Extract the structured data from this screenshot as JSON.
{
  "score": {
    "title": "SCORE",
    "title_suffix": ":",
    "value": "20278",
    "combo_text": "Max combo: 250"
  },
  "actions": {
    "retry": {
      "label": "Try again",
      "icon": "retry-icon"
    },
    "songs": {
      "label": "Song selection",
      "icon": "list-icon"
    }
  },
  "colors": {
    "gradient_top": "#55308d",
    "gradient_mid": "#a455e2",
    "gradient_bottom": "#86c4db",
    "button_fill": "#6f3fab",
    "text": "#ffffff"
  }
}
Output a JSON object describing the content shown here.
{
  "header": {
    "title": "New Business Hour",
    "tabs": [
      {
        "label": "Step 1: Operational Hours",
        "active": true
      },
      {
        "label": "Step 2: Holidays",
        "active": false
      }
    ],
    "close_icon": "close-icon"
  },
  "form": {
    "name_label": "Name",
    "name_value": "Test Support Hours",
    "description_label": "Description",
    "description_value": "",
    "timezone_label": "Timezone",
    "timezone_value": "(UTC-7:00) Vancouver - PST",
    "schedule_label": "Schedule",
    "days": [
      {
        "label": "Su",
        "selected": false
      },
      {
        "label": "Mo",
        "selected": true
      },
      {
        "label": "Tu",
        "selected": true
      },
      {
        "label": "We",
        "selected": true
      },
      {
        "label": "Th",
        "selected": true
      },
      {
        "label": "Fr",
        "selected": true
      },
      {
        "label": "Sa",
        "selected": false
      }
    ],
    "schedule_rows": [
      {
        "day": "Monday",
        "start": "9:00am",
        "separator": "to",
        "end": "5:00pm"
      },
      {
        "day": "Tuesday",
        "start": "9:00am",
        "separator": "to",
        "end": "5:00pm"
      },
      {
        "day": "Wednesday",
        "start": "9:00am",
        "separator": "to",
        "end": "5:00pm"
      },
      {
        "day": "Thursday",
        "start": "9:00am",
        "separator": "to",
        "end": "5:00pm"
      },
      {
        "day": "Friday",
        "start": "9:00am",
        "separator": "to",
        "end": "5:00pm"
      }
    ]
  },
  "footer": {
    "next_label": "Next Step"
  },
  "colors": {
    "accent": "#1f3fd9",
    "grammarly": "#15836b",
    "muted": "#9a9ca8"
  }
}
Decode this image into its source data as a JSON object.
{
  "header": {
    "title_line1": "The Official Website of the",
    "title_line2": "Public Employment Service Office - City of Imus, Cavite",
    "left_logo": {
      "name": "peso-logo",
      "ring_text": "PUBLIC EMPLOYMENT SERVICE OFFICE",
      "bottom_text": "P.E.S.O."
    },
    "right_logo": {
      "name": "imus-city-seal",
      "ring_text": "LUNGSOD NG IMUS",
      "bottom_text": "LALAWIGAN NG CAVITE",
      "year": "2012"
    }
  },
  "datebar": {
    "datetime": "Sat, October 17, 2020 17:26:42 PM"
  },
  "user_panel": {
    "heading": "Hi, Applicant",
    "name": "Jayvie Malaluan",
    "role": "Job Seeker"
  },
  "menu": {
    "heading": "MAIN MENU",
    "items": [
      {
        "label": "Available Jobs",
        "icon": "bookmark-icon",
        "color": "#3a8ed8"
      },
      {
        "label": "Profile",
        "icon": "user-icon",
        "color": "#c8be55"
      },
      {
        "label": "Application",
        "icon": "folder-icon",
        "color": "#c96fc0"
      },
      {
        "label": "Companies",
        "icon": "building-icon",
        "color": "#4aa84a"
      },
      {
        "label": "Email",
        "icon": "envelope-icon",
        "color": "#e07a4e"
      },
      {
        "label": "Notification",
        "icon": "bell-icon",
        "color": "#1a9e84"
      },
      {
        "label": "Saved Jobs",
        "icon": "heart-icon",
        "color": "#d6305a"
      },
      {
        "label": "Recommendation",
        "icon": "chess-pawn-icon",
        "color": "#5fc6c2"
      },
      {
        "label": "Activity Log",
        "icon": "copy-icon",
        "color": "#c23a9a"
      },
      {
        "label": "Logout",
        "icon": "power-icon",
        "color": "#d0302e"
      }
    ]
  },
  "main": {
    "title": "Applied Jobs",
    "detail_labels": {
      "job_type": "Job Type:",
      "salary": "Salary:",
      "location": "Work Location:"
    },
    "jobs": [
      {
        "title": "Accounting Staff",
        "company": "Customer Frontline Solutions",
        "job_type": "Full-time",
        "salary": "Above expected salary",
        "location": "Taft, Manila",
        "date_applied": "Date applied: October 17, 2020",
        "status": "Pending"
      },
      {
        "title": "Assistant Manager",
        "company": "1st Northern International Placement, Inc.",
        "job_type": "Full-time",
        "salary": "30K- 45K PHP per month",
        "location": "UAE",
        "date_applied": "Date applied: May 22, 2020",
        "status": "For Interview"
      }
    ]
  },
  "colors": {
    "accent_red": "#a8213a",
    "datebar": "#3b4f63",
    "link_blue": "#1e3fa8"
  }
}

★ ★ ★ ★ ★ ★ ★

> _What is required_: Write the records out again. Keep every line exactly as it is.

> _Expected answer_:
Extract the structured data from this screenshot as JSON.
{
  "score": {
    "title": "SCORE",
    "title_suffix": ":",
    "value": "20278",
    "combo_text": "Max combo: 250"
  },
  "actions": {
    "retry": {
      "label": "Try again",
      "icon": "retry-icon"
    },
    "songs": {
      "label": "Song selection",
      "icon": "list-icon"
    }
  },
  "colors": {
    "gradient_top": "#55308d",
    "gradient_mid": "#a455e2",
    "gradient_bottom": "#86c4db",
    "button_fill": "#6f3fab",
    "text": "#ffffff"
  }
}
Output a JSON object describing the content shown here.
{
  "header": {
    "title": "New Business Hour",
    "tabs": [
      {
        "label": "Step 1: Operational Hours",
        "active": true
      },
      {
        "label": "Step 2: Holidays",
        "active": false
      }
    ],
    "close_icon": "close-icon"
  },
  "form": {
    "name_label": "Name",
    "name_value": "Test Support Hours",
    "description_label": "Description",
    "description_value": "",
    "timezone_label": "Timezone",
    "timezone_value": "(UTC-7:00) Vancouver - PST",
    "schedule_label": "Schedule",
    "days": [
      {
        "label": "Su",
        "selected": false
      },
      {
        "label": "Mo",
        "selected": true
      },
      {
        "label": "Tu",
        "selected": true
      },
      {
        "label": "We",
        "selected": true
      },
      {
        "label": "Th",
        "selected": true
      },
      {
        "label": "Fr",
        "selected": true
      },
      {
        "label": "Sa",
        "selected": false
      }
    ],
    "schedule_rows": [
      {
        "day": "Monday",
        "start": "9:00am",
        "separator": "to",
        "end": "5:00pm"
      },
      {
        "day": "Tuesday",
        "start": "9:00am",
        "separator": "to",
        "end": "5:00pm"
      },
      {
        "day": "Wednesday",
        "start": "9:00am",
        "separator": "to",
        "end": "5:00pm"
      },
      {
        "day": "Thursday",
        "start": "9:00am",
        "separator": "to",
        "end": "5:00pm"
      },
      {
        "day": "Friday",
        "start": "9:00am",
        "separator": "to",
        "end": "5:00pm"
      }
    ]
  },
  "footer": {
    "next_label": "Next Step"
  },
  "colors": {
    "accent": "#1f3fd9",
    "grammarly": "#15836b",
    "muted": "#9a9ca8"
  }
}
Decode this image into its source data as a JSON object.
{
  "header": {
    "title_line1": "The Official Website of the",
    "title_line2": "Public Employment Service Office - City of Imus, Cavite",
    "left_logo": {
      "name": "peso-logo",
      "ring_text": "PUBLIC EMPLOYMENT SERVICE OFFICE",
      "bottom_text": "P.E.S.O."
    },
    "right_logo": {
      "name": "imus-city-seal",
      "ring_text": "LUNGSOD NG IMUS",
      "bottom_text": "LALAWIGAN NG CAVITE",
      "year": "2012"
    }
  },
  "datebar": {
    "datetime": "Sat, October 17, 2020 17:26:42 PM"
  },
  "user_panel": {
    "heading": "Hi, Applicant",
    "name": "Jayvie Malaluan",
    "role": "Job Seeker"
  },
  "menu": {
    "heading": "MAIN MENU",
    "items": [
      {
        "label": "Available Jobs",
        "icon": "bookmark-icon",
        "color": "#3a8ed8"
      },
      {
        "label": "Profile",
        "icon": "user-icon",
        "color": "#c8be55"
      },
      {
        "label": "Application",
        "icon": "folder-icon",
        "color": "#c96fc0"
      },
      {
        "label": "Companies",
        "icon": "building-icon",
        "color": "#4aa84a"
      },
      {
        "label": "Email",
        "icon": "envelope-icon",
        "color": "#e07a4e"
      },
      {
        "label": "Notification",
        "icon": "bell-icon",
        "color": "#1a9e84"
      },
      {
        "label": "Saved Jobs",
        "icon": "heart-icon",
        "color": "#d6305a"
      },
      {
        "label": "Recommendation",
        "icon": "chess-pawn-icon",
        "color": "#5fc6c2"
      },
      {
        "label": "Activity Log",
        "icon": "copy-icon",
        "color": "#c23a9a"
      },
      {
        "label": "Logout",
        "icon": "power-icon",
        "color": "#d0302e"
      }
    ]
  },
  "main": {
    "title": "Applied Jobs",
    "detail_labels": {
      "job_type": "Job Type:",
      "salary": "Salary:",
      "location": "Work Location:"
    },
    "jobs": [
      {
        "title": "Accounting Staff",
        "company": "Customer Frontline Solutions",
        "job_type": "Full-time",
        "salary": "Above expected salary",
        "location": "Taft, Manila",
        "date_applied": "Date applied: October 17, 2020",
        "status": "Pending"
      },
      {
        "title": "Assistant Manager",
        "company": "1st Northern International Placement, Inc.",
        "job_type": "Full-time",
        "salary": "30K- 45K PHP per month",
        "location": "UAE",
        "date_applied": "Date applied: May 22, 2020",
        "status": "For Interview"
      }
    ]
  },
  "colors": {
    "accent_red": "#a8213a",
    "datebar": "#3b4f63",
    "link_blue": "#1e3fa8"
  }
}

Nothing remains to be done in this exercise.